Do Ho Suh

May 30 – July 18, 2003
540 West 26th Street

Interview


DO-HO SUH
Light Work, Weighty Ideas
By David Rimanelli

The Korean artist Do-Ho Suh has established an international reputation in the last few years with exhibitions in New York, London, and Tokyo; he also represented South Korea at the 2001 Venice Biennale. How appropriate, then, that what has become his signature work to date metaphorically delves into the exigencies and melancholia of travel. Suh’s Seoul Home/L.A. Home/New York Home/Baltimore Home/London Home/Seattle Home (1999) is a billowing canopy of celadon silk suspended from the ceiling, representing his parents’ house in Seoul in all its particulars. Ghostly and fragile, this shadow building evokes home and also homesickness or deracination, as the unraveling title (referring to all of its exhibition venues) suggests. In an age when the demands of showing worldwide make many artists perforce into frequent flyers, the work conveys a certain bemused humor as well as wistfulness.

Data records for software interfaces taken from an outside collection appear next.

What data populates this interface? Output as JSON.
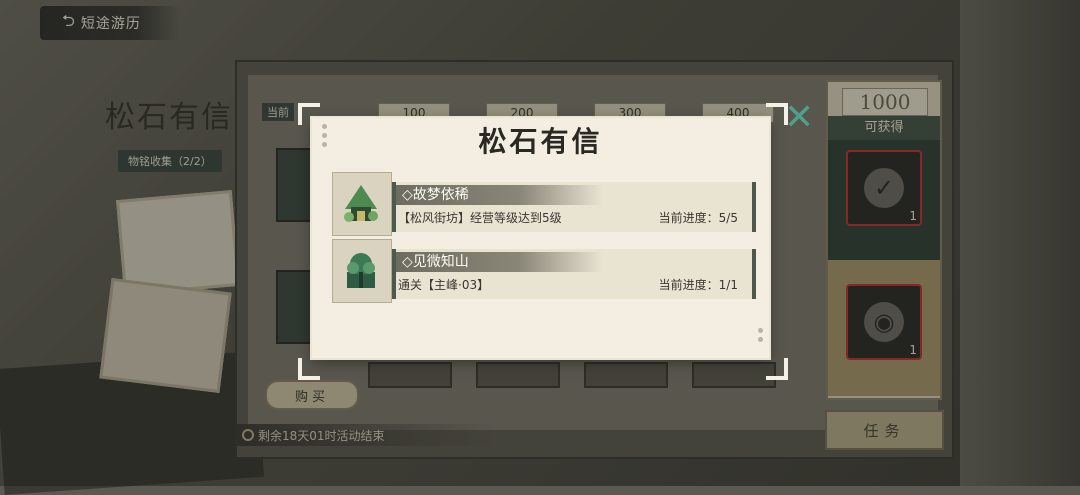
{
  "header": {
    "back_icon": "back-arrow-icon",
    "title": "短途游历"
  },
  "left_panel": {
    "event_title": "松石有信",
    "collection_badge": "物铭收集（2/2）"
  },
  "milestones": {
    "current_tag": "当前",
    "values": [
      "100",
      "200",
      "300",
      "400"
    ]
  },
  "buy_button": {
    "label": "购买"
  },
  "footer": {
    "time_left": "剩余18天01时活动结束"
  },
  "rewards": {
    "points": "1000",
    "label": "可获得",
    "items": [
      {
        "icon": "check-badge-icon",
        "count": "1"
      },
      {
        "icon": "bag-icon",
        "count": "1"
      }
    ]
  },
  "task_button": {
    "label": "任务"
  },
  "modal": {
    "title": "松石有信",
    "close_icon": "close-icon",
    "items": [
      {
        "name": "◇故梦依稀",
        "requirement": "【松风街坊】经营等级达到5级",
        "progress": "当前进度：5/5"
      },
      {
        "name": "◇见微知山",
        "requirement": "通关【主峰·03】",
        "progress": "当前进度：1/1"
      }
    ]
  },
  "colors": {
    "accent_green": "#4fa08a",
    "dark_green": "#314338",
    "paper": "#f3eee1",
    "reward_border": "#c4342f"
  }
}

Reversing the transcontinental poles, Suh later recreated to scale his New York apartment for a show in Seoul; when the installation, called 348 West 22nd St., Apt. A, New York, NY 10011, traveled to Tokyo, he added the outside hallway. In its latest incarnation (at NYC’s Lehmann Maupin, through July 18), Suh incorporates the stairs leading to the next story. Unlike the floating Seoul Home…, Suh’s latest model allows the visitor to walk through it; the silhouettes of other "guests" are visible through the translucent nylon fabric that the artist employs. Painstakingly sewn like a garment, the nylon surfaces are by turns taut and slightly flaccid, endowing the spaces with a bodily vulnerablility. "I’m interested in portable space," Suh remarks. "I want to carry this thing with me, overcoming geographical and cultural differences. When I first showed Seoul Home… in L.A., I literally packed the entire piece in two suitcases."